With so many nutrients suddenly sloshing around the bay's drainage basin, a good deal of the stuff reached the water. Washed into streams by rain, phosphorus moved into the Chesapeake by the millions of pounds. Nitrogen followed a different path -- infiltrating ground water, which also seeps into the bay.
The huge new supplies of nutrients were foreign to the bay.
And just as humans now have trouble handling all the fat in our diet, the bay, with an ecosystem marvelously adapted to making the most of a nutrient-scarce world, fared poorly when almost overnight its lifeblood, the rivers and the ground water, became nutrient-rich.
The stuff overwhelmed the Chesapeake's huge meadows of underwater grasses, and it depleted oxygen in as much as two-thirds of the estuary's 18 trillion gallons.
To reverse the process, scientists have devised diet goals for the bay. By the end of the century, nitrogen and phosphorus from both sewage treatment plants and agricultural lands are to be cut 40 percent.
Those are the two major sources of the bay's over-enrichment.
With sewage, progress is largely a matter of proven technology and expenses that can be spread over millions of users. The goals for eight years from now seem within reach.
Agriculture is proving a lot tougher. We're dealing with changing the ways we grow crops and animals across 10 million acres of land, putting much of the burden on a small fraction of the population, which is all farmers amount to these days.
Here is where Dr. Lanyon thinks we need to look at the bigger picture, to consider the farm in the context of the system of food production we've created. For example, take a modern Pennsylvania dairy farm, which produces tons of white, foamy milk from one end, and from the other, even more tons of polluting nitrogen and phosphorus in the form of manure.
A single cow daily produces more than 80 pounds of manure, which retains up to 75 percent of the nutrients from the grain it is fed.
Nowadays many dairy farms have far more cows than they have land on which to use the manure's nutrients. And the trend is to increase the size of herds.
Such a system, Dr. Lanyon says, makes for plentiful, cheap milk. But it increases the amount of nutrient residue. He suggests splitting the cleanup cost among everyone tied to the nutrient stream -- feed companies, fertilizer dealers, even consumers of chocolate bars. (Hershey purchases 25 percent of southeastern Pennsylvania's milk.)

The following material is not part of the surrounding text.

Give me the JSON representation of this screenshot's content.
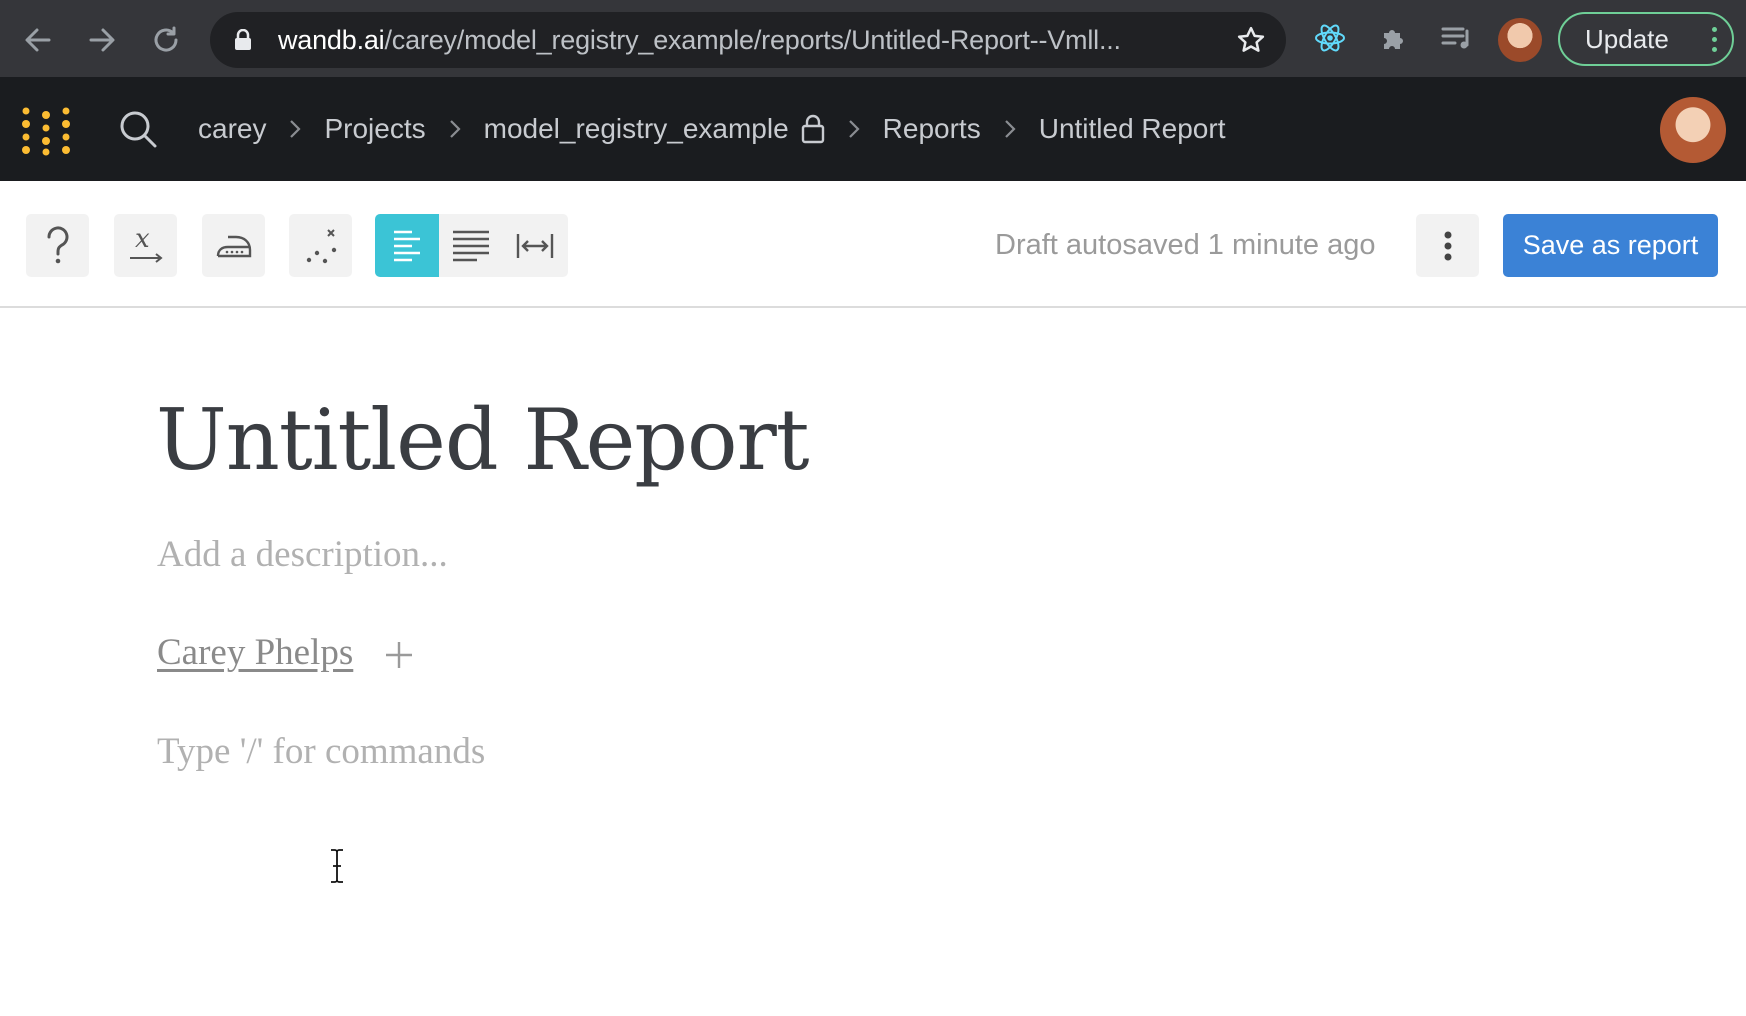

It's a good idea. And maybe we need to make other connections between our diets and our bay. The dairy farms that are over-enriching the Chesapeake are producing precisely the high-fat products we are being told to limit for our own health.